Data shown |
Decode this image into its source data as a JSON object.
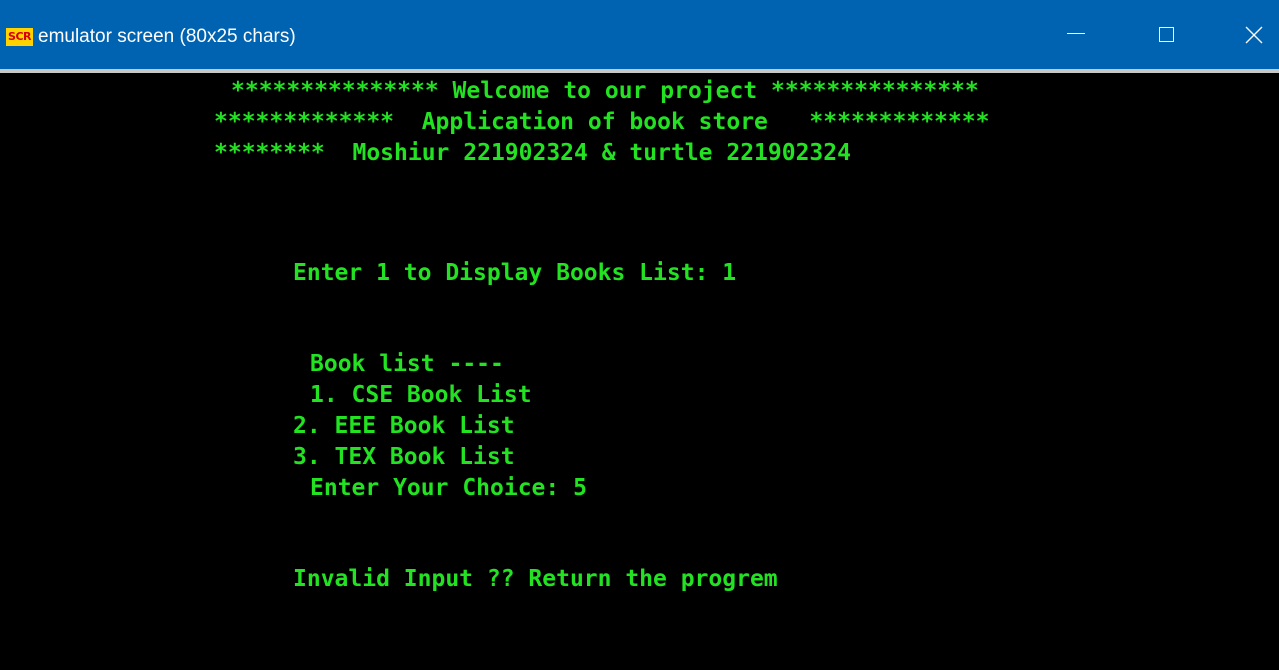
{
  "window": {
    "icon_text": "SCR",
    "title": "emulator screen (80x25 chars)"
  },
  "screen": {
    "header_line_1": "*************** Welcome to our project ***************",
    "header_line_2": "*************  Application of book store   *************",
    "header_line_3": "********  Moshiur 221902324 & turtle 221902324",
    "prompt_line": "Enter 1 to Display Books List: 1",
    "book_list_heading": "Book list ----",
    "option_1": "1. CSE Book List",
    "option_2": "2. EEE Book List",
    "option_3": "3. TEX Book List",
    "choice_prompt": "Enter Your Choice: 5",
    "error_message": "Invalid Input ?? Return the progrem"
  },
  "colors": {
    "titlebar": "#0063b1",
    "terminal_text": "#22e222",
    "terminal_background": "#000000"
  }
}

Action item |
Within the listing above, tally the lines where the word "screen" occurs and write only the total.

Written answer |
2